▼

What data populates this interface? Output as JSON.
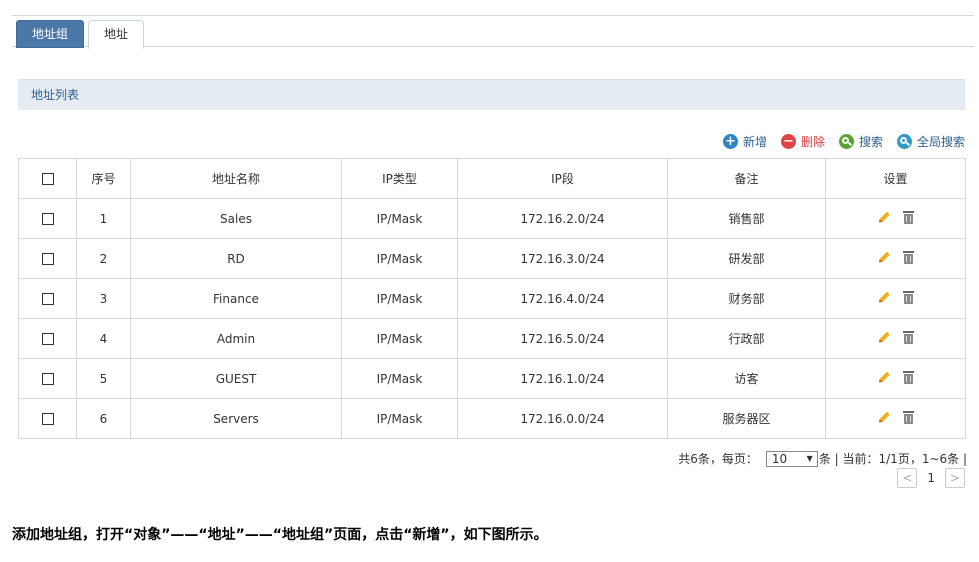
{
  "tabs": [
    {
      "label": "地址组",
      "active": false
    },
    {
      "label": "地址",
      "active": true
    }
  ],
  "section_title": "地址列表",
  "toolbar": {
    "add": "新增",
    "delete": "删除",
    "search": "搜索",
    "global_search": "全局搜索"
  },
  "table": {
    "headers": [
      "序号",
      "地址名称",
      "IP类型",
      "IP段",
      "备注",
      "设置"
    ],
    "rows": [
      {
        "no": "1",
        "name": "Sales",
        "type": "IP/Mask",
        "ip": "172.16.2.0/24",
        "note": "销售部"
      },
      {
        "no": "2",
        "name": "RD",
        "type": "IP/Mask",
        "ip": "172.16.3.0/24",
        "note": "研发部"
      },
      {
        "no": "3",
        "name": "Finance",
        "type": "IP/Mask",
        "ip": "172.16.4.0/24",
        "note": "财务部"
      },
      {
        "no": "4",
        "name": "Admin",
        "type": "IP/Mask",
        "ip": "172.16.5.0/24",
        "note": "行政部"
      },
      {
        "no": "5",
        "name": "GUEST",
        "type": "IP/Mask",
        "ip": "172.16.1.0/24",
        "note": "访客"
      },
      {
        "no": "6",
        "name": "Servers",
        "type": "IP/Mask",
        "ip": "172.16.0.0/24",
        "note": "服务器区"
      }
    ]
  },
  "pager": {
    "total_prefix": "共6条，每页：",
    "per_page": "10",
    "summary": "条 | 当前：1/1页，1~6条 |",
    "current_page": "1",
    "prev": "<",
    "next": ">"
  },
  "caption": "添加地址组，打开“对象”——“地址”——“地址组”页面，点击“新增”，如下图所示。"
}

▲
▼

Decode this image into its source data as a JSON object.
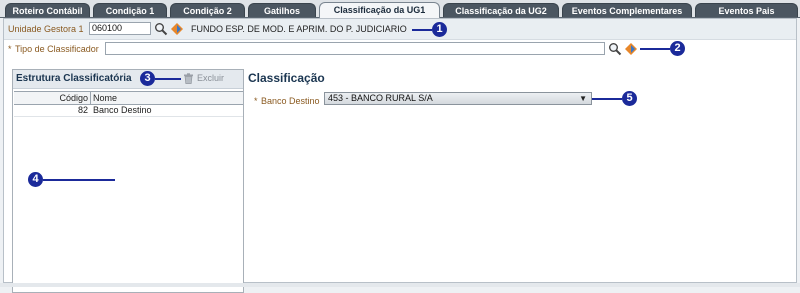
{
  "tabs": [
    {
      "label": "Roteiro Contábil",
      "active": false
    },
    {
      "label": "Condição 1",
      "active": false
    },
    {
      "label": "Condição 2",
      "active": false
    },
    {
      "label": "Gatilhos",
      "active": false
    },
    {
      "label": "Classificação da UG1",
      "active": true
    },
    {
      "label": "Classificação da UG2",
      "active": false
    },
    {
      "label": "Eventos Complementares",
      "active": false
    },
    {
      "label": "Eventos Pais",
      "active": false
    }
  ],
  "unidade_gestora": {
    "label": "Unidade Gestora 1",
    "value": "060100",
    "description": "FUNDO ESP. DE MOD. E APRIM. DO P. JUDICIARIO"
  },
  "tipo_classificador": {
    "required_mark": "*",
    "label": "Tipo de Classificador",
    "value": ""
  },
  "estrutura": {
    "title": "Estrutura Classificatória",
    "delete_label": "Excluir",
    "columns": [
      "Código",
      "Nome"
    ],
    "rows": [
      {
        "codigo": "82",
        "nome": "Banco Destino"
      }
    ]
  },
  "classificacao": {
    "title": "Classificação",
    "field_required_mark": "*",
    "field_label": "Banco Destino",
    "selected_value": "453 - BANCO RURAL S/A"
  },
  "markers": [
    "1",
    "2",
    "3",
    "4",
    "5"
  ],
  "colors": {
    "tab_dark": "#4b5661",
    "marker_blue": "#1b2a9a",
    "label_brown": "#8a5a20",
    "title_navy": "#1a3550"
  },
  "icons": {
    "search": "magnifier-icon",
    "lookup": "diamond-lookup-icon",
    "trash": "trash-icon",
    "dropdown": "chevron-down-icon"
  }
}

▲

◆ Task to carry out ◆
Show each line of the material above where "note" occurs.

◆ Solution for this exercise ◆
        "note": "销售部"
        "note": "研发部"
        "note": "财务部"
        "note": "行政部"
        "note": "访客"
        "note": "服务器区"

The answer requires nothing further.